"Having that early exposure to coding was really key," he said.
Flash forward a few years. Shotton was finishing up his university degree in computer science and trying to decide what to do next when some friends suggested he get in touch with Blake at Microsoft Research about an internship.
Shotton was immediately hooked. He went on to pursue a Ph.D. in computer vision, under the guidance of Blake and Cambridge University Professor Roberto Cipolla, and motivated in large part by a desire to work at the research lab full time.
Shotton said that was partly because of the intoxicating buzz and energy he felt at the lab, and partly because he wanted to build a career at a place where he could see his research turn into products that would empower people to do more.
"I'm really keen to see the projects I work on out there in the real world," he said.
That was in the early 2000s, at a time when computer vision specialists were just starting to work on incorporating a branch of artificial intelligence known as machine learning into their work. At Blake and Cipolla's urging, Shotton began looking at what he could do in this nascent field.
Machine learning uses algorithms to create systems that can learn based on data that they receive. With computer vision, that means that the system can learn to recognize objects, such as cars, horses or people's faces, after seeing training data that shows the characteristics of those images.
Shotton was showing some promising results incorporating machine learning into computer vision when the lab was approached in 2008 about the project that would come to be known as Kinect.
His radical idea: Use machine learning to teach the system to recognize parts of human bodies. It was in many ways a completely opposite approach from what the team had been trying so far. But Shotton, who was a post-doc at the time, felt like he had nothing to lose in giving it a try.
When Shotton presented his results, Blake said he was astonished to see how well it worked.
Shotton and other Microsoft researchers ended up playing a key role in bringing Kinect to market. The system has been a differentiating feature for Xbox, and it's also been used in countless other areas, from improving healthcare to making meetings more productive.
Shotton, who is now a principal researcher at the UK lab, has continued to build on that work with a more recent project called Handpose, which aims to track hand motions to millimeter precision.
It's a system that could be used in any number of applications, including directing robots in dangerous environments, translating sign language into spoken word and interacting with virtual realities.
Looking further into the future, Shotton said he is excited to see what the recent breakthroughs in artificial intelligence will mean for every aspect of our lives.

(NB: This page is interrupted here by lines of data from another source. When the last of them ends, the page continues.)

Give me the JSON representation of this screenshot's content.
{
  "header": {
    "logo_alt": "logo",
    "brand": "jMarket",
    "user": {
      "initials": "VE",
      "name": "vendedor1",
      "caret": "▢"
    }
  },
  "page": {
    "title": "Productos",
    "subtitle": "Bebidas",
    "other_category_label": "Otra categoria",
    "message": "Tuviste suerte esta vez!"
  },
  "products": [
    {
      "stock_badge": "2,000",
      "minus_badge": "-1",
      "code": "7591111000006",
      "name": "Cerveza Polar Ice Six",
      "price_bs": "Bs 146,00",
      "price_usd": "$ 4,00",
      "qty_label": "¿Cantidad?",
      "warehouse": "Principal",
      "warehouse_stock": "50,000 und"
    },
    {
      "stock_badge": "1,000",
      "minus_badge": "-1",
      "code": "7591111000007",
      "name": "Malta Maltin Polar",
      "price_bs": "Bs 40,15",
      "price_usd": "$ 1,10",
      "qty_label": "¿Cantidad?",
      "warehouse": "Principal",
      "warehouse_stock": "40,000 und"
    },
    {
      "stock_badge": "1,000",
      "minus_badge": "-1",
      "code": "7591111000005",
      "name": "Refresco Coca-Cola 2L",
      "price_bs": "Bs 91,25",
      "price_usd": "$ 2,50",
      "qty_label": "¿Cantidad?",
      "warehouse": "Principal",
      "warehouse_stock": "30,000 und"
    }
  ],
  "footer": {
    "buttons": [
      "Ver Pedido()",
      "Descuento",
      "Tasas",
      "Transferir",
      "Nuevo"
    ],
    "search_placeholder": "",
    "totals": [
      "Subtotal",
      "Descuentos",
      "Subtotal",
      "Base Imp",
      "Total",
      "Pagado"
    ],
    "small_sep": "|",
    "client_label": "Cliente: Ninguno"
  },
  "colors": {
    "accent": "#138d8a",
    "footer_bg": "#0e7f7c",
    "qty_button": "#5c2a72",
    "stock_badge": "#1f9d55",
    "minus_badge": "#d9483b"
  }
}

He noted that some of these developments, such as personal digital assistants and self-driving cars, have the power to fundamentally reshape how we live our lives. His work is putting him on the front lines of those changes.
"Creating something that really empowers people to do new things – that really excites me," he said.
He's also hopeful that artificial intelligence will start being used to help computer scientists like him more quickly and effectively write software.
"Software development is still really hard, despite decades of development leading to radically better languages, tools and processes," he said. "One thing that could really accelerate technology's progress would be intelligent agents that help you code software."
Allison Linn is a senior writer at Microsoft Research. Follow Allison on Twitter.